TOKYO (Reuters) -Nissan Motor Co Ltd on Monday raised its electrified car sales goals and said it would boost power train production in the United States, as it looks to catch up in a segment dominated by newer automakers such as Tesla Inc.
The Japanese automaker was a pioneer in electric vehicles (EVs) with its all-battery-powered Leaf but has struggled alongside many legacy automakers in the face of increasing competition from nimbler new entrants.
Nissan now aims to have electrified vehicles – which include its advanced hybrid e-power cars – make up over 55% of global sales by fiscal 2030, up from a previous goal of 50%, it said.
The EV mix will increase to 44% by fiscal 2026 from an earlier target of 40%, Nissan said.
The automaker plans 27 new electrified vehicles by that year, 19 of which will be all-battery EVs, it said in a statement. That compared with its previous plan of 23 electrified vehicles including 15 all-battery EVs.
In addition to EV production at its Smyrna, Tennessee plant, Nissan plans to build electric power trains at its Decherd plant in the same state to help it meet requirements for the Inflation Reduction Act, Chief Operating Officer Ashwani Gupta said on Monday.
The company is looking into adding a second source of batteries produced in the U.S., he said, which would contribute towards existing supply from Envision AESC. Nissan is confident it will be in compliance with the Act due to the localisation of battery production starting from 2026.
“IRA is challenging, but on the other side, it’s an opportunity to accelerate the competitive electrification,” he said in an online briefing.
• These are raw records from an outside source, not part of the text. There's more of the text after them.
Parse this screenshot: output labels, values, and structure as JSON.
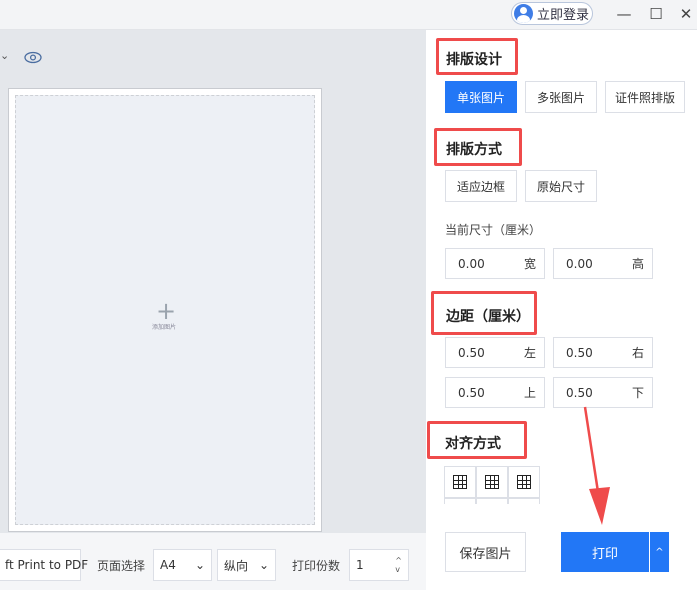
{
  "topbar": {
    "login_label": "立即登录",
    "icons": [
      "user-avatar-icon",
      "minimize-icon",
      "maximize-icon",
      "close-icon"
    ]
  },
  "toolbar": {
    "icons": [
      "chevron-down-icon",
      "eye-icon"
    ]
  },
  "canvas": {
    "add_image_label": "添加图片"
  },
  "bottom": {
    "printer": "ft Print to PDF",
    "page_label": "页面选择",
    "page_size": "A4",
    "orientation": "纵向",
    "copies_label": "打印份数",
    "copies": "1"
  },
  "panel": {
    "layout_design": {
      "title": "排版设计",
      "options": [
        "单张图片",
        "多张图片",
        "证件照排版"
      ],
      "selected": "单张图片"
    },
    "layout_mode": {
      "title": "排版方式",
      "options": [
        "适应边框",
        "原始尺寸"
      ]
    },
    "size": {
      "label": "当前尺寸（厘米）",
      "width": "0.00",
      "width_unit": "宽",
      "height": "0.00",
      "height_unit": "高"
    },
    "margin": {
      "title": "边距（厘米）",
      "left": "0.50",
      "left_label": "左",
      "right": "0.50",
      "right_label": "右",
      "top": "0.50",
      "top_label": "上",
      "bottom": "0.50",
      "bottom_label": "下"
    },
    "align": {
      "title": "对齐方式"
    },
    "save_label": "保存图片",
    "print_label": "打印"
  },
  "colors": {
    "accent": "#2277f6",
    "annotation": "#ef4b4b"
  }
}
(Reporting by Maki Shiraki, Rocky Swift; Editing by David Dolan and Christopher Cushing and Bernadette Baum)